Things are complicated enough when Web pages are simply displaying static information. Add the need to generate content dynamically, and things get really complicated. Dynamic content is normally generated from one or more data sources located on the server. In most situations, the application developer will not want clients to connect directly to these data sources. One reason, of course, is that per-client connections don't scale very well. But more important are the security issues involved with giving some random Internet user access to company databases. Therefore, Internet applications are usually structured so that some server-side application is used to generate HTML pages containing the data to be displayed. Whenever the Web client needs more data, a new request is sent to the Web server, and a new page is generated by the server-side application.
With the advent of Java applets, ActiveX Controls, and DHTML, it is now possible to write client-side Web applications that maintain some connection to a server. Instead of forcing a new page to be generated whenever more data is needed, data is transferred directly between client-side components or script code and a server-side application. Internal data sources do not need to be exposed to the outside world because they are accessed only by the server-side applications.
Traditionally, server-side Internet applications have been developed using a gateway interface, such as the Common Gateway Interface (CGI) or the Internet Server Application Programming Interface (ISAPI). One disadvantage of gateway interfaces is that content is essentially embedded within a compiled program. If content authors want to change the format of a page, they need to wade through program source code and locate the statements that generate HTML output. Once changes are made, the program probably needs to be rebuilt. This can make it difficult to maintain server-side applications. CGI programs have an additional disadvantage in that each time a CGI program is called, it runs as a separate process, so these applications might not scale well.
ASP addresses all of these issues. An ASP page mixes server-side scripts and client-side content, as shown in the following code:
<%@ LANGUAGE = VBScript %> <% Option Explicit %> <HTML> <HEAD><TITLE>Sample ASP</TITLE></HEAD> <BODY bgcolor="white" topmargin="10" leftmargin="10">
<!-- Display Header --> <font size="4" face="Arial, Helvetica"> <b>Sample ASP</b></font><br> <hr size="1" color="#000000"> This script uses a component that comes with IIS to generate a random number. The random number determines what text is displayed on the rest of the page. <br> <% Dim example, aNumber ' Instantiate component on the server. Set example = Server.CreateObject("MSWC.Tools") aNumber = example.Random() %> <P>The random number is <%=aNumber%>.</P> <% ' Use a conditional statement to decide what message to return. If (aNumber mod 2 = 0) Then Response.Write("<P>This is an even number.</P>") Else Response.Write("<P>This is an odd number.</P>") End If %> </BODY> </HTML>

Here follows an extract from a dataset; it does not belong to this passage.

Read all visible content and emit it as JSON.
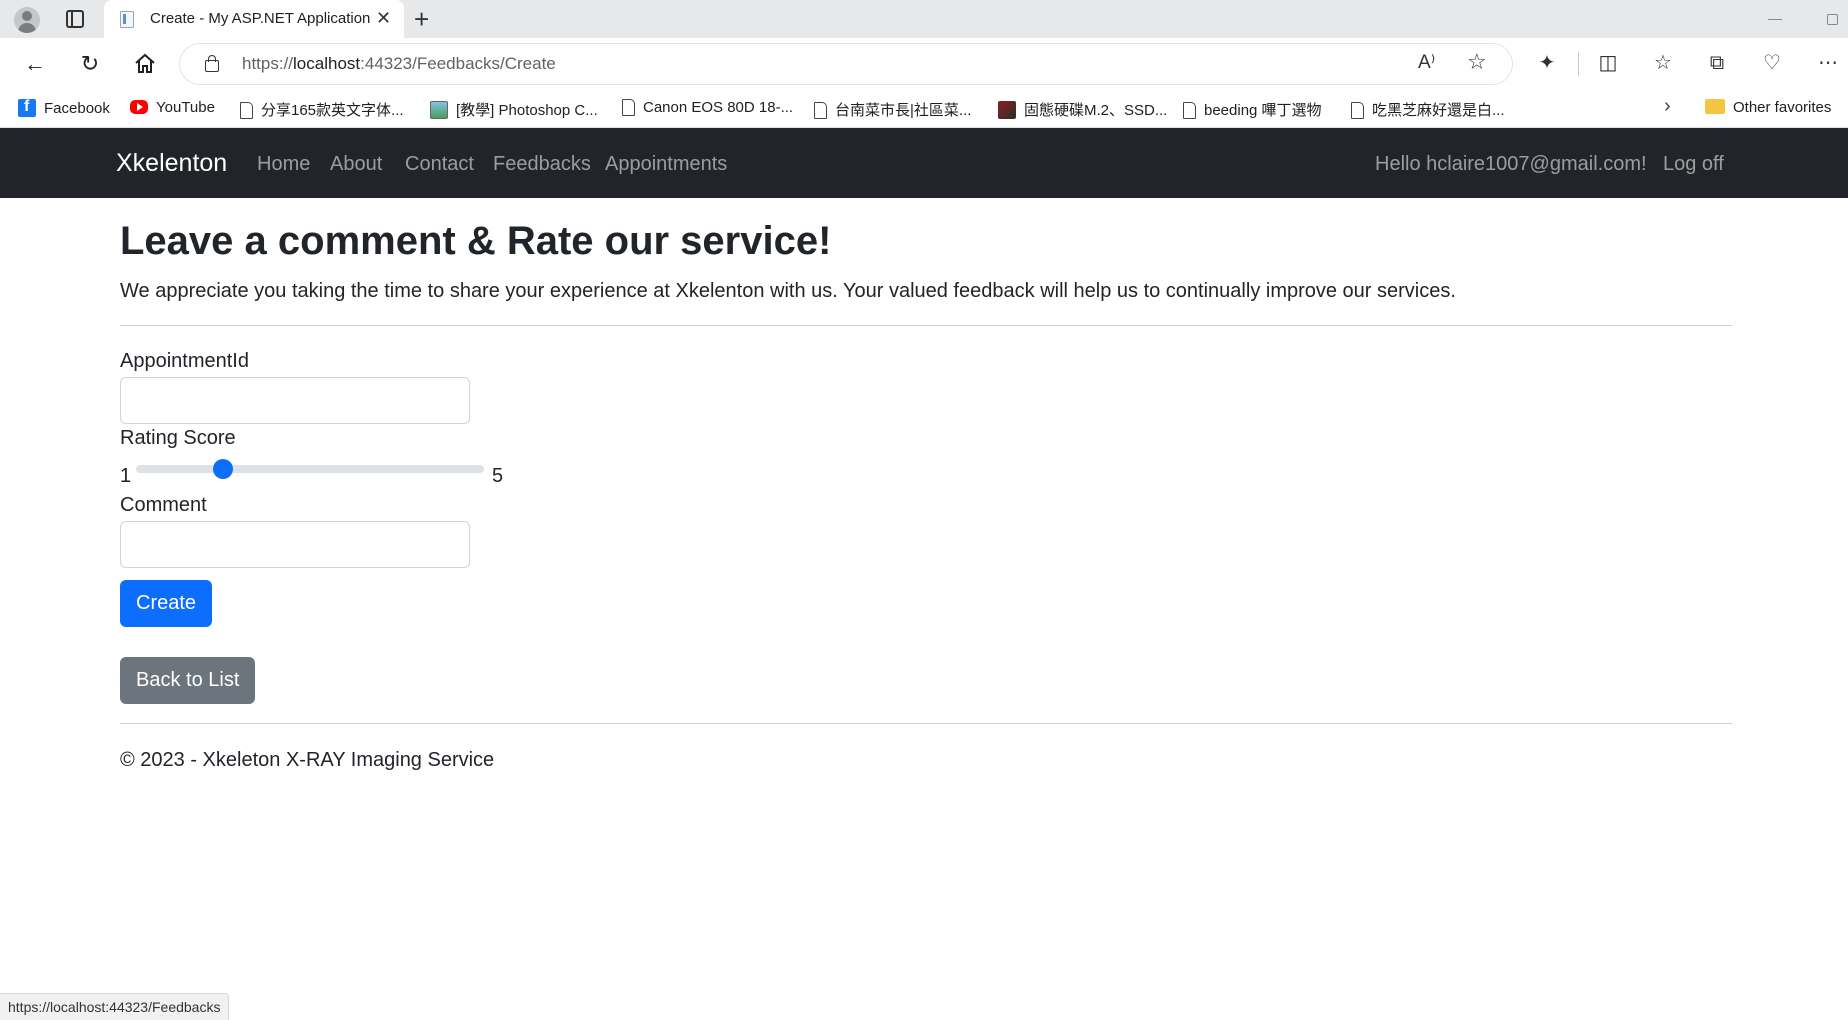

When an ASP page is accessed, the server-side script is executed on the server. As the script is executed, an HTTP response is generated and sent back to the client. Normally, this response is an HTML page. The server-side script can control which HTML statements coded in the ASP file are included in the response, or it can generate HTML statements on the fly. This technique provides a straightforward way to deal with differing browser capabilities. The ASP developer can determine what features the requesting client supports and adjust the HTTP response accordingly.
Server-side scripts can use Automation objects. ASP provides some standard Automation components to help with common Web tasks, such as determining browser characteristics, parsing parameters and cookies included in a page request, or sharing information between pages in the application. This capability makes it relatively easy to write pages to process HTML forms. In addition, complex operations can be coded one time in custom components and then reused in many server-side applications.
In general, server-side ASP code should defer complex algorithms to COM components. Script code is interpreted at run time. The less interpretation needed, the better your performance. In addition, script code can use only the IDispatch interface to access Automation-aware components. Code that simply calls a lot of other COM objects to perform work should be placed in a COM component. Components are compiled and can usually take advantage of vtable-binding, providing better overall performance. These components can be reused in other applications as well.
One of the major advantages of ASP is the familiarity of its programming model. Content authors work in a medium familiar to them—HTML—augmented with scripting. Scripts can be written in any language, as long as a scripting engine is available. IIS includes scripting engines for VBScript and Microsoft JScript. Developers who implement complex business logic can encapsulate the logic within COM components written using their favorite development tool, instead of having to learn HTML and scripting.
Because ASP pages are interpreted, it's easy to update an ASP application as necessary—particularly when cosmetic changes to the HTML statements are needed. And since ASP runs on the Web server and controls exactly what gets sent back to the Web client, your intellectual property—data or code—is protected. Client machines will not be able to tell how the HTML was generated or where the data is coming from.